WHAT THE TASK ASKS: Could you output every record below exactly as it appears?

[Data about app and page elements]
######

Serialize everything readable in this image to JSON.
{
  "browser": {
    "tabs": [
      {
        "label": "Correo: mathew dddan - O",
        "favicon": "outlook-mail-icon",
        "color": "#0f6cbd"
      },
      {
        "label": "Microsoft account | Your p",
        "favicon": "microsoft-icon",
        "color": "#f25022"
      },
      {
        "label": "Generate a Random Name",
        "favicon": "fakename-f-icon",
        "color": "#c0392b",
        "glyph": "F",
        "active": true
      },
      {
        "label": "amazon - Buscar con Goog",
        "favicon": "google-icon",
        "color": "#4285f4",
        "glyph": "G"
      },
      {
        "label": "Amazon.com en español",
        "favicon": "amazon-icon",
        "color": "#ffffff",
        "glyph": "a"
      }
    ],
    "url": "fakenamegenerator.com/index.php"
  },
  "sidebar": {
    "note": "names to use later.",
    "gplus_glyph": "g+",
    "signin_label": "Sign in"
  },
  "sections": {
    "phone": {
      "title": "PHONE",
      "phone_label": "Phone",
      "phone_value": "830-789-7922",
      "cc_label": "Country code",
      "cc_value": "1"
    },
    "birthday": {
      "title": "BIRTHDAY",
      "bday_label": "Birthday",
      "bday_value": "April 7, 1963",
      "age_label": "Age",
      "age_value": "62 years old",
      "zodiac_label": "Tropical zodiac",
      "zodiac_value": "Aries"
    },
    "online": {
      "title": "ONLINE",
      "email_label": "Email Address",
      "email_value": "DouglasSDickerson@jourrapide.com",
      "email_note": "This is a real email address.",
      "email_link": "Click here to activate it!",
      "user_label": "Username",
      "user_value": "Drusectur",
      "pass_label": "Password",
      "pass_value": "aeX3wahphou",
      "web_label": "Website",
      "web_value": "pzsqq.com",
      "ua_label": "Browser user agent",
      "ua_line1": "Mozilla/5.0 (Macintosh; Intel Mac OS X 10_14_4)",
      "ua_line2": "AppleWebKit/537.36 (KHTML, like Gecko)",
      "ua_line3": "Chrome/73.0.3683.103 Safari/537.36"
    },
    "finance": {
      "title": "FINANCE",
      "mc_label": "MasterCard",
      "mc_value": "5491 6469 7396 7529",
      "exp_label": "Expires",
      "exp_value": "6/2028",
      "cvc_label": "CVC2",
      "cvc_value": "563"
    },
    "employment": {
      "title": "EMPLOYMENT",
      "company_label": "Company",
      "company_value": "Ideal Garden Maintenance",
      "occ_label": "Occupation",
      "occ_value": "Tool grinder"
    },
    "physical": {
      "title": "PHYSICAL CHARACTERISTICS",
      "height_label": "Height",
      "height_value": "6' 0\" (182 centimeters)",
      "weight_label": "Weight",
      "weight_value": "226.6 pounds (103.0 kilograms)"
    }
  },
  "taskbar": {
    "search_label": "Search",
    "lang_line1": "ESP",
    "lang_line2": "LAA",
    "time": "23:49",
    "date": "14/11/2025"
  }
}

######

TASK SOLUTION:
Serialize everything readable in this image to JSON.
{
  "browser": {
    "tabs": [
      {
        "label": "Correo: mathew dddan - O",
        "favicon": "outlook-mail-icon",
        "color": "#0f6cbd"
      },
      {
        "label": "Microsoft account | Your p",
        "favicon": "microsoft-icon",
        "color": "#f25022"
      },
      {
        "label": "Generate a Random Name",
        "favicon": "fakename-f-icon",
        "color": "#c0392b",
        "glyph": "F",
        "active": true
      },
      {
        "label": "amazon - Buscar con Goog",
        "favicon": "google-icon",
        "color": "#4285f4",
        "glyph": "G"
      },
      {
        "label": "Amazon.com en español",
        "favicon": "amazon-icon",
        "color": "#ffffff",
        "glyph": "a"
      }
    ],
    "url": "fakenamegenerator.com/index.php"
  },
  "sidebar": {
    "note": "names to use later.",
    "gplus_glyph": "g+",
    "signin_label": "Sign in"
  },
  "sections": {
    "phone": {
      "title": "PHONE",
      "phone_label": "Phone",
      "phone_value": "830-789-7922",
      "cc_label": "Country code",
      "cc_value": "1"
    },
    "birthday": {
      "title": "BIRTHDAY",
      "bday_label": "Birthday",
      "bday_value": "April 7, 1963",
      "age_label": "Age",
      "age_value": "62 years old",
      "zodiac_label": "Tropical zodiac",
      "zodiac_value": "Aries"
    },
    "online": {
      "title": "ONLINE",
      "email_label": "Email Address",
      "email_value": "DouglasSDickerson@jourrapide.com",
      "email_note": "This is a real email address.",
      "email_link": "Click here to activate it!",
      "user_label": "Username",
      "user_value": "Drusectur",
      "pass_label": "Password",
      "pass_value": "aeX3wahphou",
      "web_label": "Website",
      "web_value": "pzsqq.com",
      "ua_label": "Browser user agent",
      "ua_line1": "Mozilla/5.0 (Macintosh; Intel Mac OS X 10_14_4)",
      "ua_line2": "AppleWebKit/537.36 (KHTML, like Gecko)",
      "ua_line3": "Chrome/73.0.3683.103 Safari/537.36"
    },
    "finance": {
      "title": "FINANCE",
      "mc_label": "MasterCard",
      "mc_value": "5491 6469 7396 7529",
      "exp_label": "Expires",
      "exp_value": "6/2028",
      "cvc_label": "CVC2",
      "cvc_value": "563"
    },
    "employment": {
      "title": "EMPLOYMENT",
      "company_label": "Company",
      "company_value": "Ideal Garden Maintenance",
      "occ_label": "Occupation",
      "occ_value": "Tool grinder"
    },
    "physical": {
      "title": "PHYSICAL CHARACTERISTICS",
      "height_label": "Height",
      "height_value": "6' 0\" (182 centimeters)",
      "weight_label": "Weight",
      "weight_value": "226.6 pounds (103.0 kilograms)"
    }
  },
  "taskbar": {
    "search_label": "Search",
    "lang_line1": "ESP",
    "lang_line2": "LAA",
    "time": "23:49",
    "date": "14/11/2025"
  }
}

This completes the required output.